We started out Thursday afternoon and after a nice fun 4 hour drive made it to the river.  The sun was setting but we were hoping for some action on the drake dries.  We parked the car and walked down the bank to check out the river.  In the short section of river we could see there were at least a dozen fish rising.  So we ran back to the car at a dead sprint and rigged up our rids as quickly as possible.  There was precious little daylight left but we started tossing the big ugly dries in the water and immediately started getting bites.  We only fished for 30 minutes or so, but both Brady and I managed to catch a few fish and lost quite a few more.  Chad (the newbie) opted not to fish since we couldn't really see and he had never fished dries before.  It was a great start to the trip though!

Next it was off to the campsite to set up camp after dark, which is always fun.  Upon our arrival we discovered that leaving Brady in charge of picking the campsite was a mistake.  He picked the worst site in the entire campground without one square foot of flat ground.  We were able to move the second day thank God.
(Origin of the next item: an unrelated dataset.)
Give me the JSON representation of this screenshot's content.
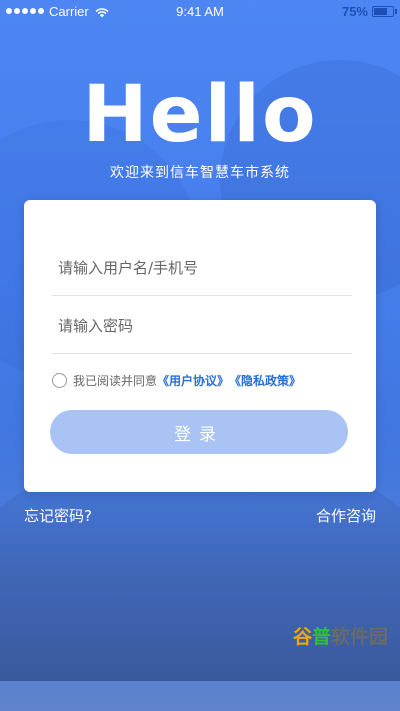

We fished below the reservoir the next day.  The newbie, Chad, caught first and Brady followed up.  They kept catching while I kept casting.  Eventually I started to figure things out.  The fishing wasn't out of this world and no one caught anything huge, but between the three of us it seemed like someone had one on every 10 minute.  No doubles if memory serves me right.

In the afternoon the second group of people showed up and things began to devolve.  More beer, but we did continue fishing while a couple people went up to camp to start setting up camp and begin cooking.  And a little later the rest of us moved up to camp.  From there things got better or worse depending on your perspective.  At some point Jonathan managed to light his entire white gas stove and canister on fire!  It didn't blow but threatened to do so.

We got to bed a little later than hoped and thus woke up a little later too.  From there we decided to spend the morning fishing up from camp into the snaky area shown above.  Once we figured out that fishing the really flat areas was too hard because the fish were really spooky we started catching more.  We only fished for an hour or two before breakfast.
After breakfast, the afternoon is all dark.  I have no idea what happened.  I may have been drugged or something.  Later that evening we went down below the res again to meet up with everyone else.  Fish were caught, beers were drunk, so were some of us.

The next morning we fished below the res again.  We seemed to gravitate toward the same area every day too.  Not too close to the res where people were shoulder to shoulder, but not that far either.  We fished the morning until the other guys had to head back to work the next day.  Suckers.

The rest of the trip is a bit of a blur.  But overall, it was a blast.  It was the perfect mix of tailwater fishing with the potential for big fish and high mountain fishing.  We discovered that I'm best at high mountain fishing where you have to fish hole to hole.  The fish aren't picky and I'm not sure why the other guys couldn't catch there.  Brady was best at catching fish after dark on dries.  How he did it, I really don't know.  He couldn't see a thing but could still catch.  Even the newbie Chad, who was on his 3rd fishing trip ever, found a hole where he could catch ten fish a day.

Enjoy the pictures...

And wait for the upcoming video...